Possessed is a solid piece of work. Directed by Curtis Bernhardt, it was adapted by Ranald MacDougall and Silvia Richards from Rita Weiman’s novelette “One Man’s Secret.” It looks sharp; Joseph Valentine’s cinematography creates a gothic atmosphere, and the set design and set dressing are detailed and atmospheric. So’s the sound design, to an extent unusual for the 1940s, with a recurring musical piece helping to bring out Louise’s mental disintegration. Performances are strong, and if Crawford carries the picture, Van Heflin’s cynical roué almost steals it away from her.
Most importantly, the film’s structure works to set up a mystery, keeping you interested in learning how Louise gets to the point at which she started the picture. There’s genuine suspense that comes from the film being canny about what information it gives you and what it holds back and in what order it tells you things.
The movie’s a melodrama—plot-heavy, with characters either sympathetic or not—but wanders across genres. Romance elements are front and center, while the hints of violence and doubt about what actually happened create moments out of a thriller or suspense story. Louise’s mental decay and hallucinations lead to a horror-film atmosphere. And the frame sequence establishes the movie as a medical drama.
The psychiatrists in that frame story, led by self-proclaimed exorcist Doctor Willard (Stanley Ridges), assess Louise as schizoid and suffering from psychosis, giving a clinical description to her acts. It’s a more sophisticated use of psychological jargon than in 1939's Blind Alley because it doesn’t reduce human behavior to the twitching of a marionette, but tries to explain behavior by understanding the drives and stresses behind it.

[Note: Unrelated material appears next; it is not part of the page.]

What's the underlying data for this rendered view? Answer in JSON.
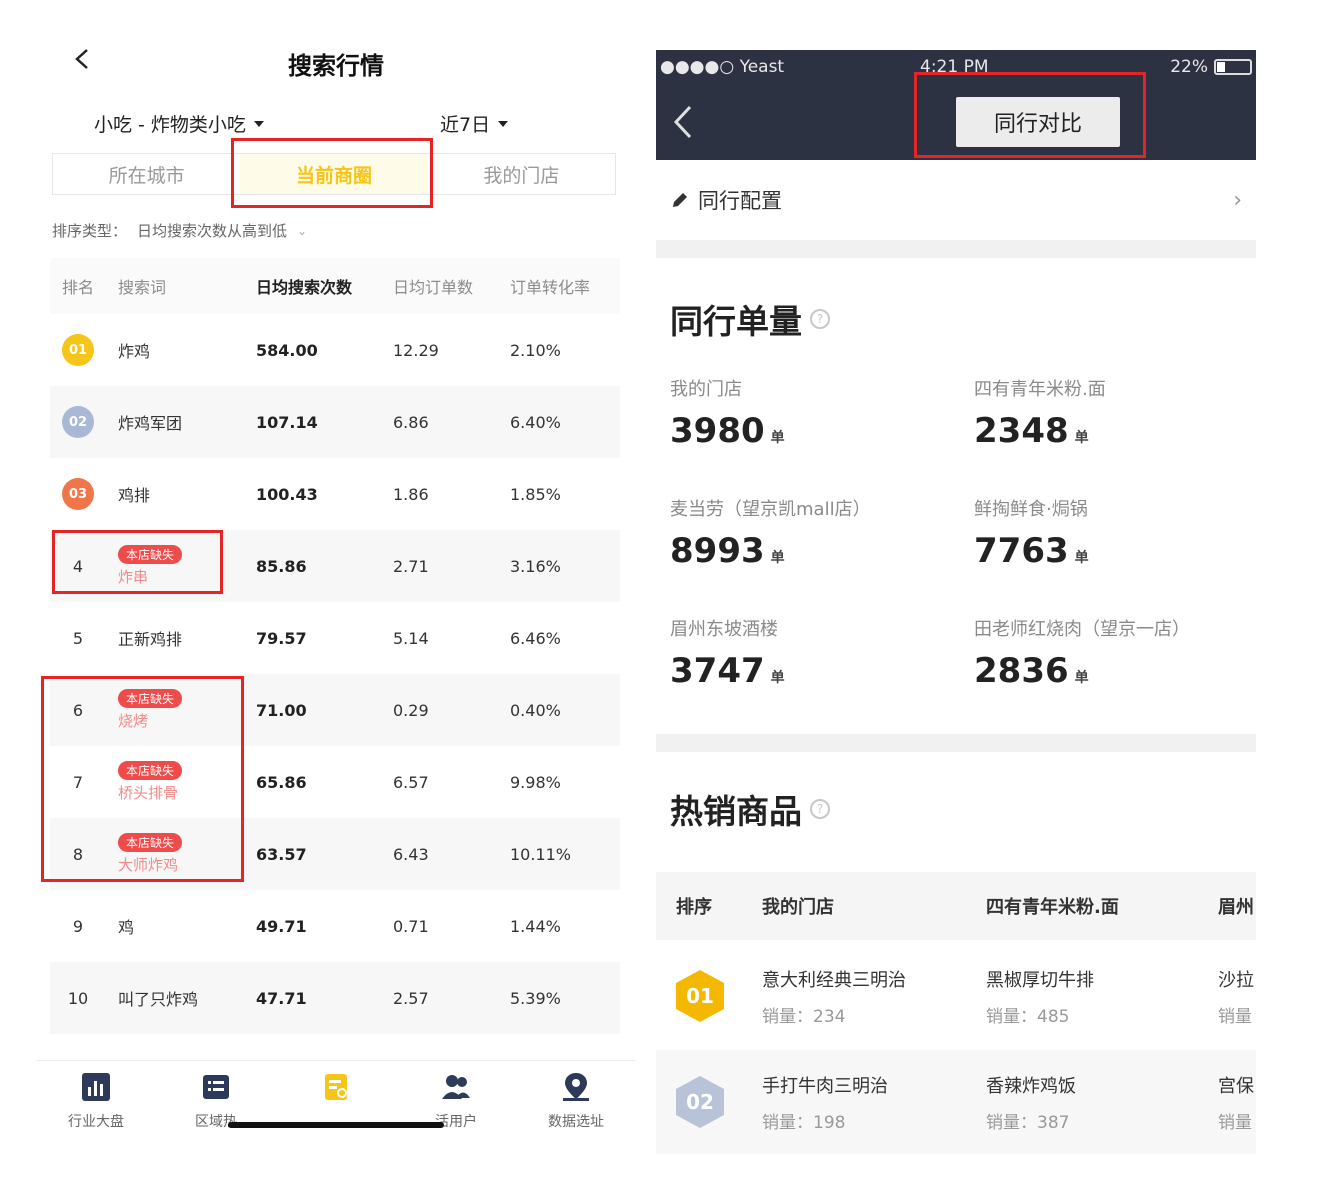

Still, Louise kills a man while in a psychotic state, and under the Production Code, killers in American films had to be punished for their crime; so this movie concludes with the psychiatrist explaining Louise’s mental state to Dean Graham, comparing psychiatrists to priests, and telling Graham that with effort and struggle and mental pain she can be cured. The psychiatrist takes the place of a judge as well as clergy. Willard lays out how Louise will suffer for breaking the law, but also suggests she can and will be rehabilitated. If not an early sign of weakening in the Production Code, it’s at the least striking that psychiatry had become accepted enough that “not guilty by reason of insanity” was a verdict the Hays Office could tolerate.
Perhaps it helped that Louise Howell ends up under complete patriarchal control, her destiny to be determined by an older husband she doesn’t love and an aged psychiatrist who throughout the film has been in the role of her father confessor. But it’s notable that in a 1949 film Louise gets to kill a man who trifled with her affection, and doesn’t have to die or go to trial. When David’s shot we hear the gunfire, and see him from her perspective; from the waist up no wound appears, but he collapses and she shoots him again. Intended or not, the implication is that she shot him the first time in a place the Production Code wouldn't allow the film to show.

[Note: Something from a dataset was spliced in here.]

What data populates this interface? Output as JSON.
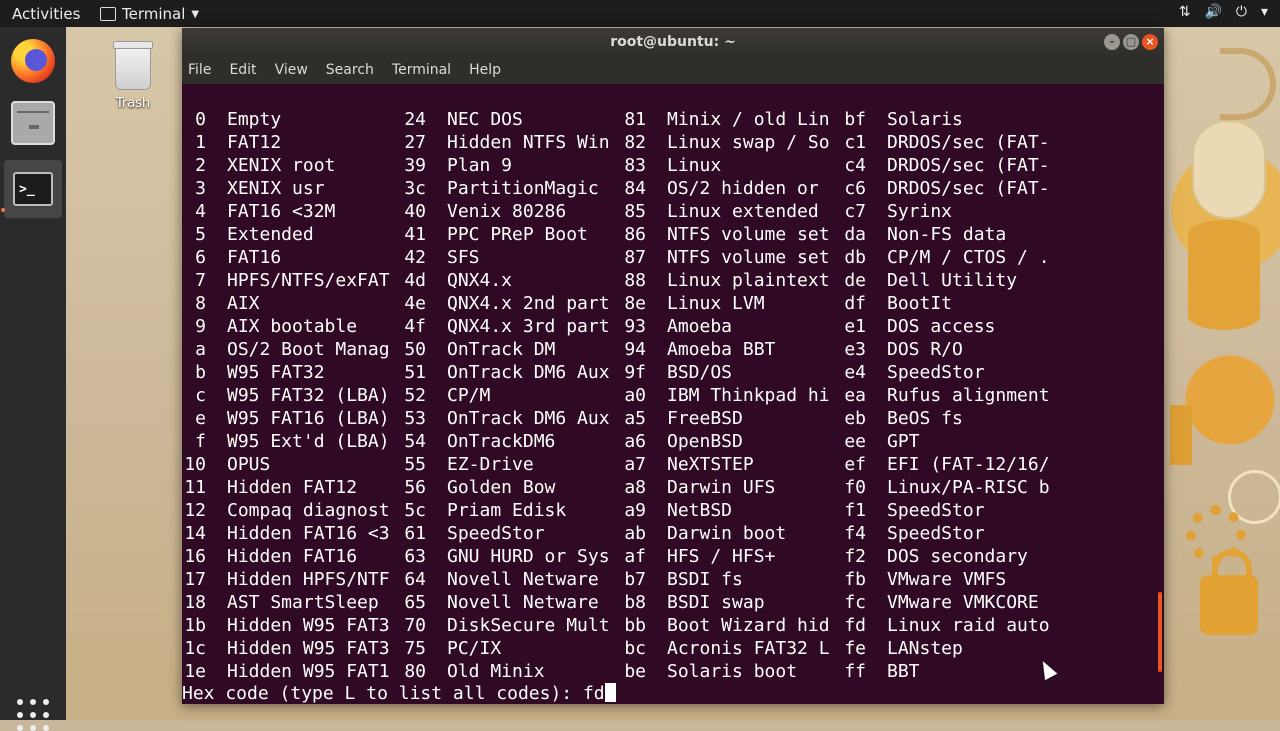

At any rate, the movie opens with Willard complaining about the rise of psychosis in the modern world and speculating that civilization is mentally unhealthy, so it’s possible to see Louise as a subversive element within the male power structure not just of the psychiatric hospital but of society as a whole: a symbol of reaction against a rationality embodied by male figures, like David Sutton (mathematician), like Dean Graham (a literal Dean and business tycoon), like Doctor Willard, who tries to impose logic on the illogical parts of the mind. The movie works because it can’t be reduced to simplistic readings, but also because it hints at that kind of symbolic overtone. The characters are complex, and Louise’s psychology is convincing, in clinical terms and otherwise.